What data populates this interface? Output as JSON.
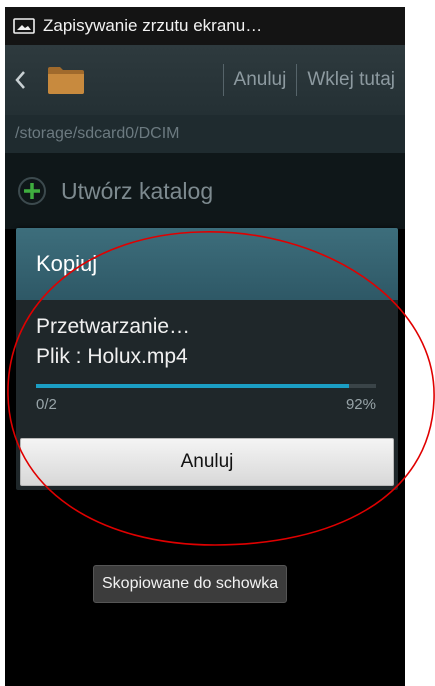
{
  "status_bar": {
    "notification": "Zapisywanie zrzutu ekranu…",
    "icon": "screenshot-icon"
  },
  "action_bar": {
    "back_icon": "chevron-left-icon",
    "folder_icon": "folder-icon",
    "cancel_label": "Anuluj",
    "paste_label": "Wklej tutaj"
  },
  "path": "/storage/sdcard0/DCIM",
  "create_folder": {
    "icon": "plus-circle-icon",
    "label": "Utwórz katalog"
  },
  "dialog": {
    "title": "Kopiuj",
    "processing": "Przetwarzanie…",
    "file_prefix": "Plik : ",
    "file_name": "Holux.mp4",
    "file_line": "Plik : Holux.mp4",
    "count": "0/2",
    "percent": "92%",
    "progress_fraction": 0.92,
    "cancel_label": "Anuluj"
  },
  "toast": "Skopiowane do schowka",
  "colors": {
    "accent": "#1b9ec4",
    "dialog_title_bg": "#3d6e7c",
    "annotation": "#e00000"
  }
}
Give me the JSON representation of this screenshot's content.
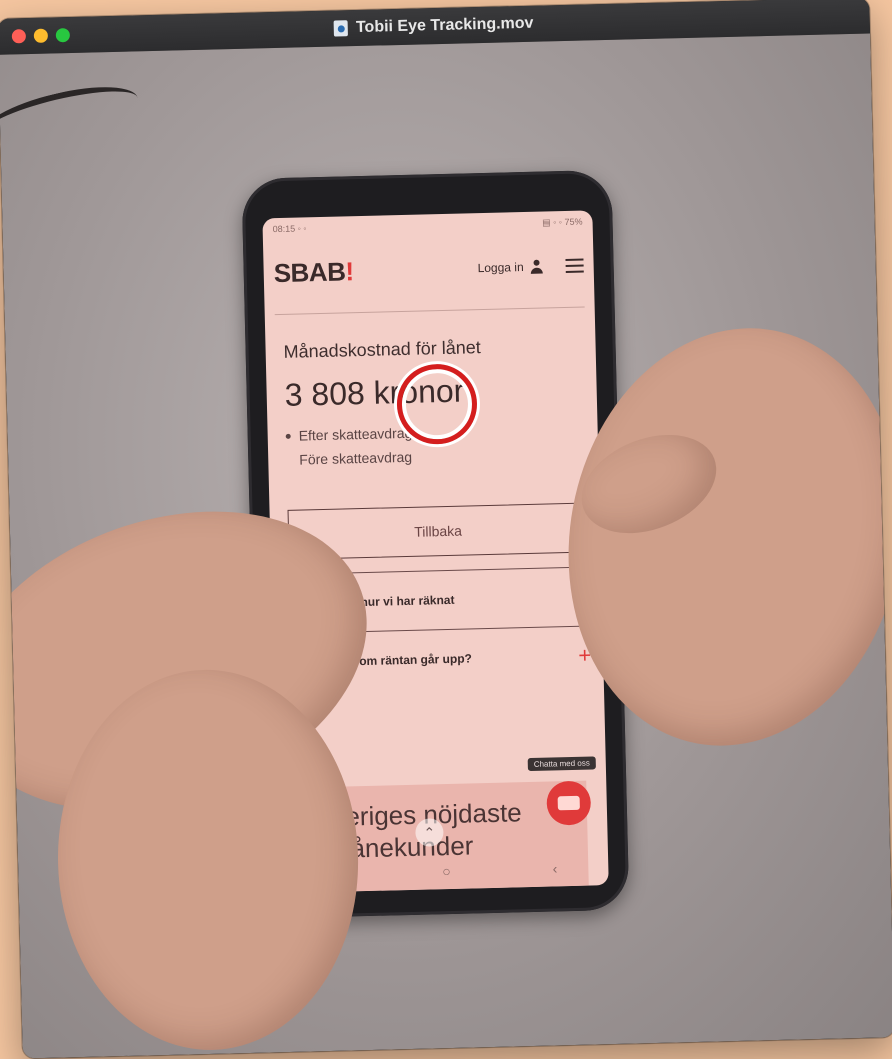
{
  "window": {
    "title": "Tobii Eye Tracking.mov"
  },
  "phone": {
    "status_left": "08:15 ◦ ◦",
    "status_right": "▤ ◦ ◦ 75%",
    "header": {
      "logo_text": "SBAB",
      "logo_mark": "!",
      "login_label": "Logga in"
    },
    "monthly_cost_label": "Månadskostnad för lånet",
    "monthly_cost_value": "3 808 kronor",
    "tax_options": [
      "Efter skatteavdrag",
      "Före skatteavdrag"
    ],
    "back_button": "Tillbaka",
    "accordion": [
      {
        "label": "Läs mer om hur vi har räknat",
        "icon": "+"
      },
      {
        "label": "Vad händer om räntan går upp?",
        "icon": "+"
      }
    ],
    "chat_tooltip": "Chatta med oss",
    "promo_text": "Sveriges nöjdaste bolånekunder",
    "nav": [
      "|||",
      "○",
      "‹"
    ]
  },
  "colors": {
    "brand_red": "#e03a3a",
    "gaze_ring": "#d41e1e"
  }
}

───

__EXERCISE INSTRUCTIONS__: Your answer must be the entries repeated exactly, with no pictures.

__EXERCISE OUTPUT__:
What data populates this interface? Output as JSON.
{
  "status_bar": {
    "notification": "Zapisywanie zrzutu ekranu…",
    "icon": "screenshot-icon"
  },
  "action_bar": {
    "back_icon": "chevron-left-icon",
    "folder_icon": "folder-icon",
    "cancel_label": "Anuluj",
    "paste_label": "Wklej tutaj"
  },
  "path": "/storage/sdcard0/DCIM",
  "create_folder": {
    "icon": "plus-circle-icon",
    "label": "Utwórz katalog"
  },
  "dialog": {
    "title": "Kopiuj",
    "processing": "Przetwarzanie…",
    "file_prefix": "Plik : ",
    "file_name": "Holux.mp4",
    "file_line": "Plik : Holux.mp4",
    "count": "0/2",
    "percent": "92%",
    "progress_fraction": 0.92,
    "cancel_label": "Anuluj"
  },
  "toast": "Skopiowane do schowka",
  "colors": {
    "accent": "#1b9ec4",
    "dialog_title_bg": "#3d6e7c",
    "annotation": "#e00000"
  }
}
Give me the JSON representation of this screenshot's content.
{
  "window": {
    "title": "Tobii Eye Tracking.mov"
  },
  "phone": {
    "status_left": "08:15 ◦ ◦",
    "status_right": "▤ ◦ ◦ 75%",
    "header": {
      "logo_text": "SBAB",
      "logo_mark": "!",
      "login_label": "Logga in"
    },
    "monthly_cost_label": "Månadskostnad för lånet",
    "monthly_cost_value": "3 808 kronor",
    "tax_options": [
      "Efter skatteavdrag",
      "Före skatteavdrag"
    ],
    "back_button": "Tillbaka",
    "accordion": [
      {
        "label": "Läs mer om hur vi har räknat",
        "icon": "+"
      },
      {
        "label": "Vad händer om räntan går upp?",
        "icon": "+"
      }
    ],
    "chat_tooltip": "Chatta med oss",
    "promo_text": "Sveriges nöjdaste bolånekunder",
    "nav": [
      "|||",
      "○",
      "‹"
    ]
  },
  "colors": {
    "brand_red": "#e03a3a",
    "gaze_ring": "#d41e1e"
  }
}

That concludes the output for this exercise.